Segment Start: Source information

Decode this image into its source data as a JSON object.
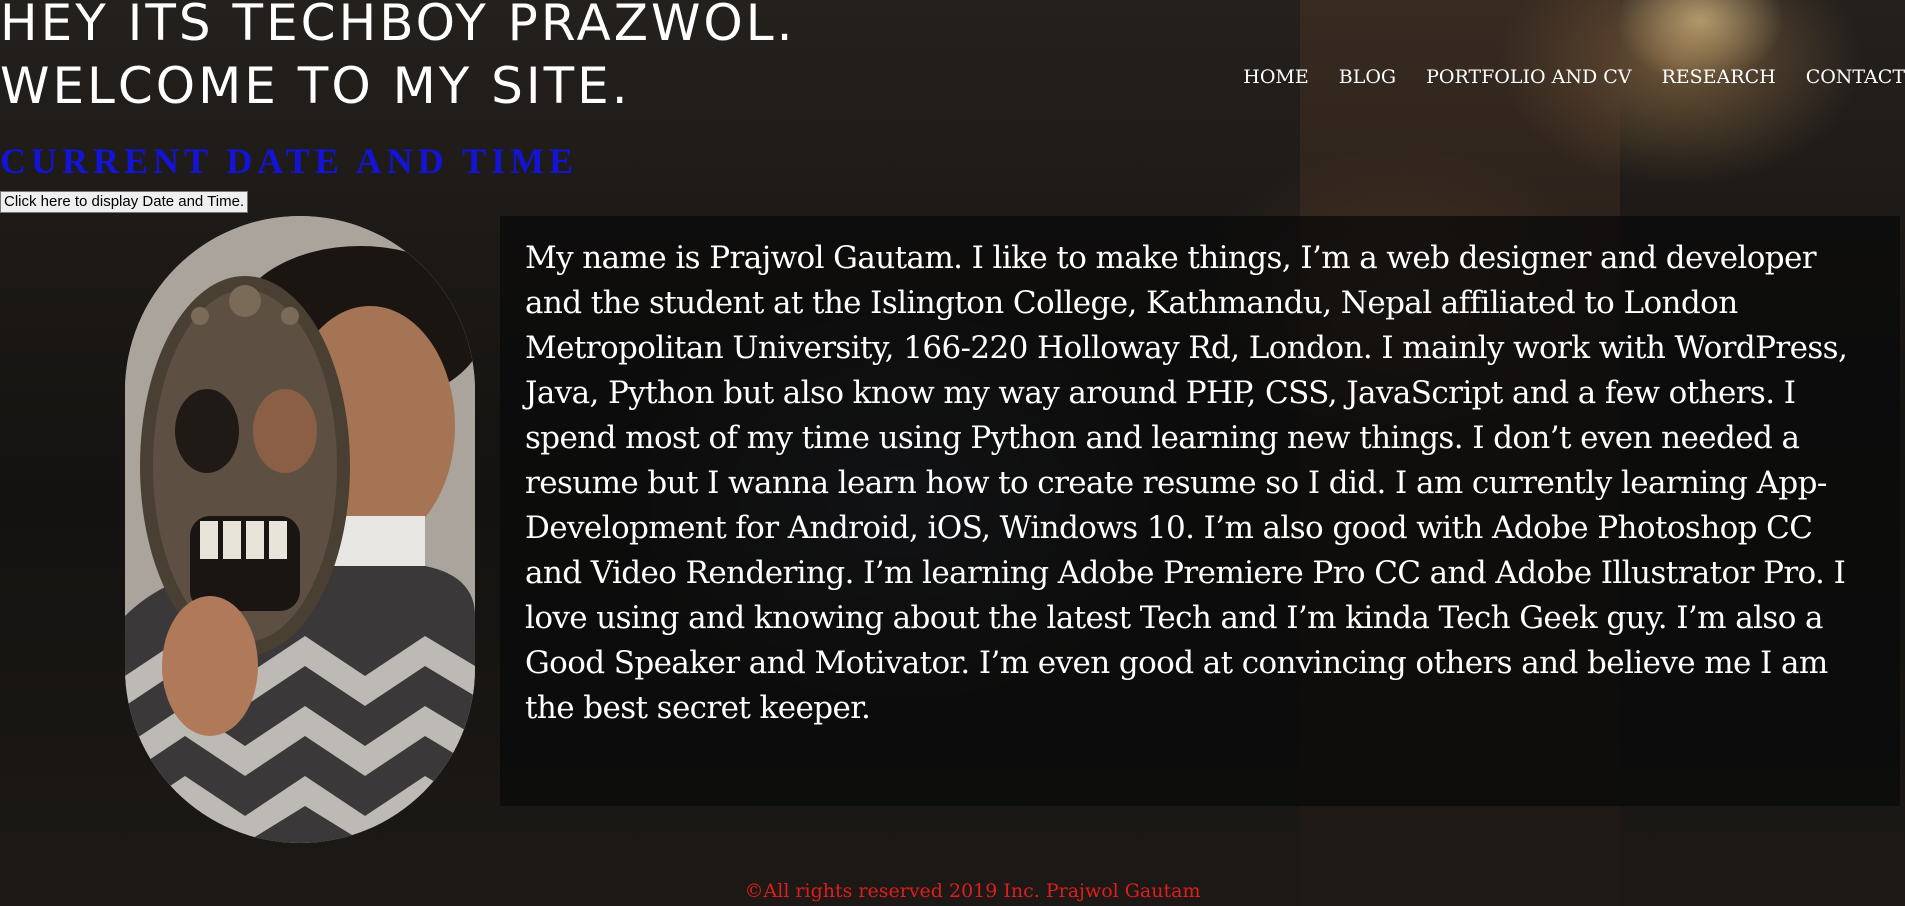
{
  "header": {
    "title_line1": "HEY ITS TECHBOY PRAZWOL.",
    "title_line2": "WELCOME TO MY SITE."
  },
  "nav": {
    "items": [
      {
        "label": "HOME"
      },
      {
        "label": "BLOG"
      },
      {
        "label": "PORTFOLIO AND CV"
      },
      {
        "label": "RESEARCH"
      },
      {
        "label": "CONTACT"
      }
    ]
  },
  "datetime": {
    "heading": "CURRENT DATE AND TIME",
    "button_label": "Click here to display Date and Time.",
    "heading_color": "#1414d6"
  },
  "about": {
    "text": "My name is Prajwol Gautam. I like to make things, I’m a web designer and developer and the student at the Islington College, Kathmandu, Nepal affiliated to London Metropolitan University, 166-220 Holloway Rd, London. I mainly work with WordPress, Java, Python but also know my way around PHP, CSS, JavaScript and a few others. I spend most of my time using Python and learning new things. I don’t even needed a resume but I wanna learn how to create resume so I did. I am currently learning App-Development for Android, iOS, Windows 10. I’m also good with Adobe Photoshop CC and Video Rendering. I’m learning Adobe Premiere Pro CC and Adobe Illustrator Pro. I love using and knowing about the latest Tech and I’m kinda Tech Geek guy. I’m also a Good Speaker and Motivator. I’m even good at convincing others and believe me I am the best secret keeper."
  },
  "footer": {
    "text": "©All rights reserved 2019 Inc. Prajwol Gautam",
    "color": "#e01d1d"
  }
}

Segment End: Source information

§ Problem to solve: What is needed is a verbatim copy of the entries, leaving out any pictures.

§ Answer to this task:
Decode this image into its source data as a JSON object.
{
  "header": {
    "title_line1": "HEY ITS TECHBOY PRAZWOL.",
    "title_line2": "WELCOME TO MY SITE."
  },
  "nav": {
    "items": [
      {
        "label": "HOME"
      },
      {
        "label": "BLOG"
      },
      {
        "label": "PORTFOLIO AND CV"
      },
      {
        "label": "RESEARCH"
      },
      {
        "label": "CONTACT"
      }
    ]
  },
  "datetime": {
    "heading": "CURRENT DATE AND TIME",
    "button_label": "Click here to display Date and Time.",
    "heading_color": "#1414d6"
  },
  "about": {
    "text": "My name is Prajwol Gautam. I like to make things, I’m a web designer and developer and the student at the Islington College, Kathmandu, Nepal affiliated to London Metropolitan University, 166-220 Holloway Rd, London. I mainly work with WordPress, Java, Python but also know my way around PHP, CSS, JavaScript and a few others. I spend most of my time using Python and learning new things. I don’t even needed a resume but I wanna learn how to create resume so I did. I am currently learning App-Development for Android, iOS, Windows 10. I’m also good with Adobe Photoshop CC and Video Rendering. I’m learning Adobe Premiere Pro CC and Adobe Illustrator Pro. I love using and knowing about the latest Tech and I’m kinda Tech Geek guy. I’m also a Good Speaker and Motivator. I’m even good at convincing others and believe me I am the best secret keeper."
  },
  "footer": {
    "text": "©All rights reserved 2019 Inc. Prajwol Gautam",
    "color": "#e01d1d"
  }
}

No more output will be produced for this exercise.